* What you will do *
Copy every line of the entries that includes the word "subtitle".

(Dataset rows describing interfaces)
------------------------

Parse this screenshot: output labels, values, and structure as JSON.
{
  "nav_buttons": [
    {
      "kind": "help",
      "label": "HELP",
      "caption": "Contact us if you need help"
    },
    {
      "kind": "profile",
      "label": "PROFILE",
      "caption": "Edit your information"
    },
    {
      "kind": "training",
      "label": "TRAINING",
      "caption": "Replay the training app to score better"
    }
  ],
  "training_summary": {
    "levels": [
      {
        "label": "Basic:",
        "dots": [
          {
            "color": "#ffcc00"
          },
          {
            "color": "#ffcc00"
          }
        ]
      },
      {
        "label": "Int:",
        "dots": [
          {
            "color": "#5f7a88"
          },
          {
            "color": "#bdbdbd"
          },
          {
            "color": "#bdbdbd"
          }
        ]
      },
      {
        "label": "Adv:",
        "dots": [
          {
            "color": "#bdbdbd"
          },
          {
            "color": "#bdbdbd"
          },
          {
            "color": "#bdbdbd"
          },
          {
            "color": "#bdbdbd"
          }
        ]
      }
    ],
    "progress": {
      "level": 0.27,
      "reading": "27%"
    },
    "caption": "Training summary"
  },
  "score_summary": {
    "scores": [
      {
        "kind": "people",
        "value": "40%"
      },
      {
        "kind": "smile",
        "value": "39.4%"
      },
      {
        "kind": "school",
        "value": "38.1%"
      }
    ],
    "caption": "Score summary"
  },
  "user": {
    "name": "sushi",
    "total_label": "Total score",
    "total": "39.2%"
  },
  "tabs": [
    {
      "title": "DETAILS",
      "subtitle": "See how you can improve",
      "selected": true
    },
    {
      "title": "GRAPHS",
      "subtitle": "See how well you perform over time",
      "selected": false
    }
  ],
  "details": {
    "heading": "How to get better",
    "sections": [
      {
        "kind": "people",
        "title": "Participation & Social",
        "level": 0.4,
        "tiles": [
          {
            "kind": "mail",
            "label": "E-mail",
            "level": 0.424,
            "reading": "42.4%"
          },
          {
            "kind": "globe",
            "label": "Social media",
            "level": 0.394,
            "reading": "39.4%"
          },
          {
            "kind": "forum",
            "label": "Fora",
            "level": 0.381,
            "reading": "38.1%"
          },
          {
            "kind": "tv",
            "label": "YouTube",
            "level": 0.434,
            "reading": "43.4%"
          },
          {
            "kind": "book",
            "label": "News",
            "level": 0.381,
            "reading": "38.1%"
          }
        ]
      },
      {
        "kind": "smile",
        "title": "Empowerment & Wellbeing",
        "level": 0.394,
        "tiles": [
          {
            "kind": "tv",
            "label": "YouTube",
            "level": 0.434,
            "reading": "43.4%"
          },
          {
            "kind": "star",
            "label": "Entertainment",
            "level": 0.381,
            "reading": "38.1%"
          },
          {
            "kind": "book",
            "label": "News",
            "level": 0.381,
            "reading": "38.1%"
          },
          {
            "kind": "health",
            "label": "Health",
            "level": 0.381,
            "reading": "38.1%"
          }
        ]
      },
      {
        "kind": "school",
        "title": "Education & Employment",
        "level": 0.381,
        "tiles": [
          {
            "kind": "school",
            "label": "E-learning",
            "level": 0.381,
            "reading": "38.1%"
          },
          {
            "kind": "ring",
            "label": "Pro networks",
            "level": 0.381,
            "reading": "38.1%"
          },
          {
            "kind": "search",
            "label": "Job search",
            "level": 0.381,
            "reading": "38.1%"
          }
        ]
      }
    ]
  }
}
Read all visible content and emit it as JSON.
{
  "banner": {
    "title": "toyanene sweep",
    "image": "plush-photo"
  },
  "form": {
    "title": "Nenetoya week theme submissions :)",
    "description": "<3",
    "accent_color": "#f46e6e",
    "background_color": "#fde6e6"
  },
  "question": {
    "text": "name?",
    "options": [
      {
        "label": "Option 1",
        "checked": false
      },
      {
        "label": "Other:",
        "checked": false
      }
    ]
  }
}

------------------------

* Task output *
      "subtitle": "See how you can improve",
      "subtitle": "See how well you perform over time",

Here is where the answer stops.